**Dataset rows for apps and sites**
========

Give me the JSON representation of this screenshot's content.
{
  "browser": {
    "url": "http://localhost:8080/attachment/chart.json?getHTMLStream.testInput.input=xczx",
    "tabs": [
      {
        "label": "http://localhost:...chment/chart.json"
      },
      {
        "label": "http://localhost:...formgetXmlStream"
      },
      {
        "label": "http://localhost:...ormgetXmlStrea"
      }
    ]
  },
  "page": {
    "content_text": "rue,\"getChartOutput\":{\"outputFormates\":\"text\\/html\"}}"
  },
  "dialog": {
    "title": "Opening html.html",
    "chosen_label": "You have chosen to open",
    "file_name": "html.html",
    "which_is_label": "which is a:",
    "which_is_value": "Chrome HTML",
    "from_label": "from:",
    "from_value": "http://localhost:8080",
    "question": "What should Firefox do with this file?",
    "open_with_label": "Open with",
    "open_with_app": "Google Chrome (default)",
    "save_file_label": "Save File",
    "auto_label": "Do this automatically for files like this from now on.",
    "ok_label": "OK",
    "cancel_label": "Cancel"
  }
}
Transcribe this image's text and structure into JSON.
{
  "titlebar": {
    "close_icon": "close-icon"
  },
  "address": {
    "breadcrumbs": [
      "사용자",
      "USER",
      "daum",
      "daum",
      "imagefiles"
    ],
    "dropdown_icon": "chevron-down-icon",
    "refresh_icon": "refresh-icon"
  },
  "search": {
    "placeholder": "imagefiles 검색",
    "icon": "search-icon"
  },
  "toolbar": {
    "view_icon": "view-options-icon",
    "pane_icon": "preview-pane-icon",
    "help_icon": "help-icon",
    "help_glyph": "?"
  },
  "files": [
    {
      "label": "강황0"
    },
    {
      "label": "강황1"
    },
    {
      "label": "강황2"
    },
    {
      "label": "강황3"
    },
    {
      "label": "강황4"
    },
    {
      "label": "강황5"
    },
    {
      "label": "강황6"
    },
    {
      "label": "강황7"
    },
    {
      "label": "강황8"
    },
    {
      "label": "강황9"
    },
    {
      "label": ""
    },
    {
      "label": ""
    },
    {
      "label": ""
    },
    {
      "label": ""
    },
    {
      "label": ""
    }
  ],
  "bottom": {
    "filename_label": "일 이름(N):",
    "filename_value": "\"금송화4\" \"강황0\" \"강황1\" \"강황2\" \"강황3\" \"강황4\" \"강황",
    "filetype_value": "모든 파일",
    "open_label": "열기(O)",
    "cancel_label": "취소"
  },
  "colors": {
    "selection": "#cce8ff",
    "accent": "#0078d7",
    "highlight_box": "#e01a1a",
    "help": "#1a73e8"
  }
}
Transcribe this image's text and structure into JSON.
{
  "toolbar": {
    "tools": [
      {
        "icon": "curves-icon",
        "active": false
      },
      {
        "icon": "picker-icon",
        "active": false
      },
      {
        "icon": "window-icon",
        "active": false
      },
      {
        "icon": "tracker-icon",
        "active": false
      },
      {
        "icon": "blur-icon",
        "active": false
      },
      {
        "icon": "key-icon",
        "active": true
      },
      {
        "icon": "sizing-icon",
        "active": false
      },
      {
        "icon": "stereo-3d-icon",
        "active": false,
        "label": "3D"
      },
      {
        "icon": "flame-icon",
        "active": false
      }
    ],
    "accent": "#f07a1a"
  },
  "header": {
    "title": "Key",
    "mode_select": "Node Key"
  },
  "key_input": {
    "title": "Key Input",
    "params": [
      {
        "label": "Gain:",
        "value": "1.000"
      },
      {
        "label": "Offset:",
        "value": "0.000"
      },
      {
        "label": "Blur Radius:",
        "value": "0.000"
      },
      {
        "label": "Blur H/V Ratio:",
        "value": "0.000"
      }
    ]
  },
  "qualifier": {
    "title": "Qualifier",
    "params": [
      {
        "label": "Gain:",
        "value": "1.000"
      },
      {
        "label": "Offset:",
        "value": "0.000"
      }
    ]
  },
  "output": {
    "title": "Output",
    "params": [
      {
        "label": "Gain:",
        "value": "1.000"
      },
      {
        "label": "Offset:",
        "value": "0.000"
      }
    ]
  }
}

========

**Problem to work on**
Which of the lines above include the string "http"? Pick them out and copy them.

**Result of the exercise**
    "url": "http://localhost:8080/attachment/chart.json?getHTMLStream.testInput.input=xczx",
        "label": "http://localhost:...chment/chart.json"
        "label": "http://localhost:...formgetXmlStream"
        "label": "http://localhost:...ormgetXmlStrea"
    "from_value": "http://localhost:8080",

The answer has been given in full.